The war ended before it entered service, and the idea was dropped.
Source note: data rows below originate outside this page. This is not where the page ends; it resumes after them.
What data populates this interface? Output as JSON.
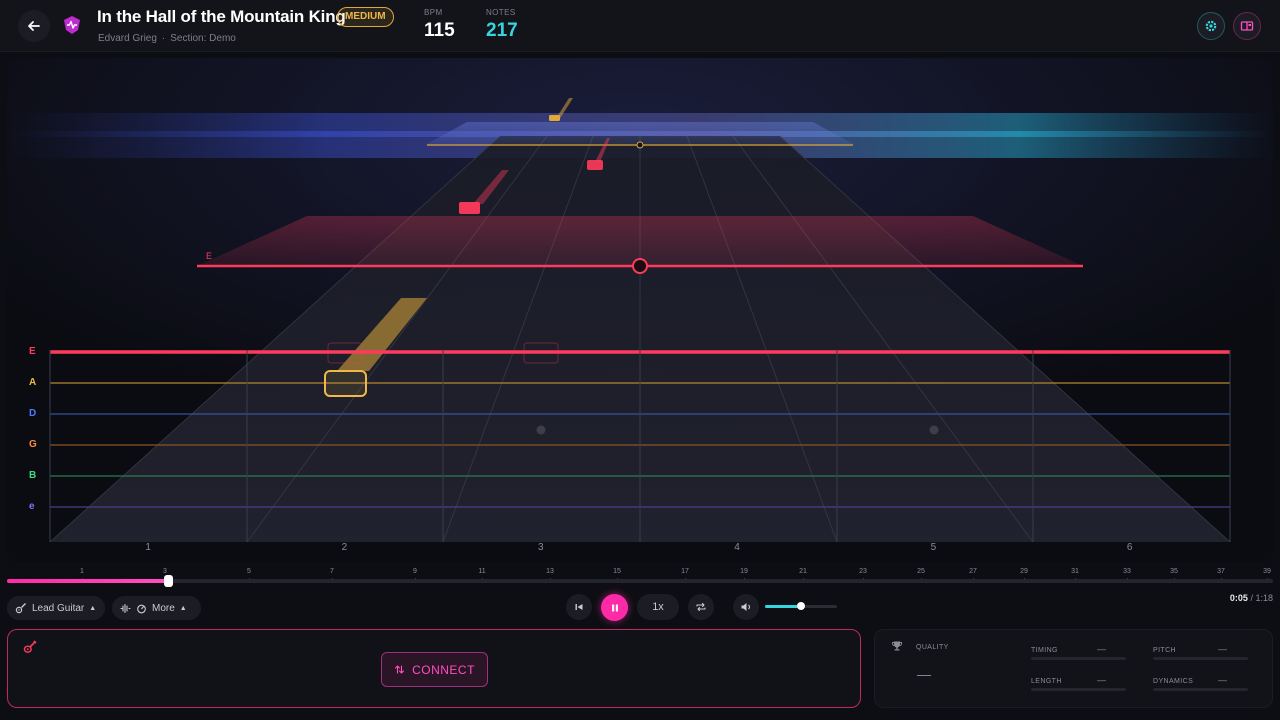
{
  "header": {
    "title": "In the Hall of the Mountain King",
    "difficulty": "MEDIUM",
    "artist": "Edvard Grieg",
    "section": "Section: Demo",
    "bpm_label": "BPM",
    "bpm_value": "115",
    "notes_label": "NOTES",
    "notes_value": "217"
  },
  "highway": {
    "far_string_label": "E",
    "strings": [
      {
        "label": "E",
        "color": "#ff3b5c"
      },
      {
        "label": "A",
        "color": "#f0b84a"
      },
      {
        "label": "D",
        "color": "#4f7cff"
      },
      {
        "label": "G",
        "color": "#ff8a3a"
      },
      {
        "label": "B",
        "color": "#3ddc84"
      },
      {
        "label": "e",
        "color": "#8a6cff"
      }
    ],
    "frets": [
      "1",
      "2",
      "3",
      "4",
      "5",
      "6"
    ]
  },
  "timeline": {
    "ticks": [
      "1",
      "3",
      "5",
      "7",
      "9",
      "11",
      "13",
      "15",
      "17",
      "19",
      "21",
      "23",
      "25",
      "27",
      "29",
      "31",
      "33",
      "35",
      "37",
      "39"
    ],
    "progress": 0.127,
    "current_time": "0:05",
    "separator": "/",
    "total_time": "1:18"
  },
  "controls": {
    "instrument": "Lead Guitar",
    "more": "More",
    "speed": "1x",
    "volume": 0.5
  },
  "connect": {
    "label": "CONNECT"
  },
  "quality": {
    "title": "QUALITY",
    "score": "—",
    "metrics": [
      {
        "label": "TIMING",
        "value": "—"
      },
      {
        "label": "PITCH",
        "value": "—"
      },
      {
        "label": "LENGTH",
        "value": "—"
      },
      {
        "label": "DYNAMICS",
        "value": "—"
      }
    ]
  },
  "colors": {
    "accent": "#ff2aa8",
    "cyan": "#35d6e0",
    "difficulty": "#f0b84a"
  }
}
Huot was out of pocket about C$30,000. Hundreds of surplus Ross rifles were provided to Britain early in World War Two
World War II
World War II, or the Second World War , was a global conflict lasting from 1939 to 1945, involving most of the world's nations—including all of the great powers—eventually forming two opposing military alliances: the Allies and the Axis...

 which could easily have been converted to Huots.

A similar conversion but with Enfield rifles was the New Zealand designed Charlton Automatic Rifle
Charlton Automatic Rifle
The Charlton Automatic Rifle was a fully automatic conversion of the Lee-Enfield rifle, designed by New Zealander Philip Charlton in 1941 to act as a substitute for the Bren and Lewis gun light machine guns which were in chronically short supply at the time....


See also

  • Kg/1940 Light machine gun
    Kg/1940 Light machine gun
    The Kg m/40 was a light machine gun used by the Swedish Army during the 1940s. A small number were also manufactured in Germany by Knorr-Bremse for the Wehrmacht and Waffen-SS, under the name MG35/36A, though they were mostly called just "the Knorr-Bremse".The KG/1940 loaded its magazine from the...

  • Furrer M25
    Furrer M25
    The Furrer M25 is a Swiss recoil operated light machine-gun designed by Colonel Furrer of the Swiss Arsenal in the 1920s and produced since 1925. It takes the 7.5 mm Swiss Service cartridge from a 30-round box magazine and has a cyclic rate of fire of 450 rounds-per-minute...

  • Mendoza RM2
    Mendoza RM2
    The Mendoza RM2 was a light machine gun similar to the M1918 BAR manufactured in Mexico by Productos Mendoza, S.A. It was chambered in .30-06 Calibre and had a 20 round magazine fed from the top....

  • Weibel M/1932
    Weibel M/1932
    The Weibel M/1932 was a light machine gun concept of Danish origin and was considered to supplement the Madsen gun in Danish service. It was fed from a 20 round box magazine chambered in the intermediate 7x44mm round. This calibre was considered underpowered for its day but shares the same...

  • Charlton machine gun
  • Bren gun
The source of this article is wikipedia, the free encyclopedia.  The text of this article is licensed under the GFDL.